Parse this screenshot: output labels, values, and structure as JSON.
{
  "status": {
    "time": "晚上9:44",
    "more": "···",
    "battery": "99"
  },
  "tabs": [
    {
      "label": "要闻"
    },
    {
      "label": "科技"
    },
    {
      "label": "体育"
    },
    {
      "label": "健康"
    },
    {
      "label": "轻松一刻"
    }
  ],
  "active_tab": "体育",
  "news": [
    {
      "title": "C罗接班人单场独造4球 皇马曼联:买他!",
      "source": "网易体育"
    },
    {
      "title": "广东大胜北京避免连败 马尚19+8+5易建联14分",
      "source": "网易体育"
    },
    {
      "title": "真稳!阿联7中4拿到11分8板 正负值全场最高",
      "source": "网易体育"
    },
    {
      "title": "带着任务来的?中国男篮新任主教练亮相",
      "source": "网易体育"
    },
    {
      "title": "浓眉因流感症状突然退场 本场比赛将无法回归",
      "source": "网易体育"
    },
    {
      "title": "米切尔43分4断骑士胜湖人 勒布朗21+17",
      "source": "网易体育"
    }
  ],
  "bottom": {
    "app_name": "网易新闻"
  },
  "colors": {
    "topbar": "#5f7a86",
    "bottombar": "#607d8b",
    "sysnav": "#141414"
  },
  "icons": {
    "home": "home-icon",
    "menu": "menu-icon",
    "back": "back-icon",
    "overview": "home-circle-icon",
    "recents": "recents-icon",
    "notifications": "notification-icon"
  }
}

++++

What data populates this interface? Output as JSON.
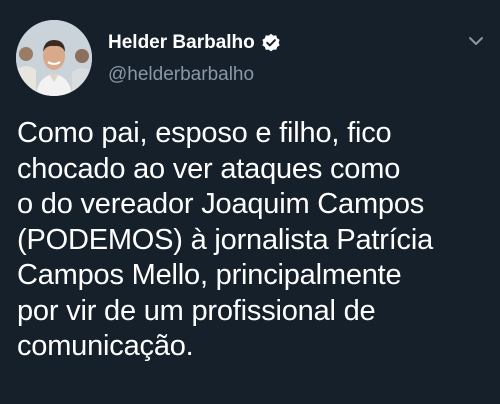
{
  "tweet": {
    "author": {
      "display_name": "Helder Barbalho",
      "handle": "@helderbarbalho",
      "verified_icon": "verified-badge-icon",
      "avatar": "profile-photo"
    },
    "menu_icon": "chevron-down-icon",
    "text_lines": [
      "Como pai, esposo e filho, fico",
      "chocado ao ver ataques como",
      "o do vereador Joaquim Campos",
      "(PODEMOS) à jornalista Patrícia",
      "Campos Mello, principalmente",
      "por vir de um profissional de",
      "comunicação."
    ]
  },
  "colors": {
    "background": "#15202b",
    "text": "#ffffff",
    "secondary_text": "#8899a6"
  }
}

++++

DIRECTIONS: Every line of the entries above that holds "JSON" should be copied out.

ANSWER BELOW:
Parse this screenshot: output labels, values, and structure as JSON.
What data populates this interface? Output as JSON.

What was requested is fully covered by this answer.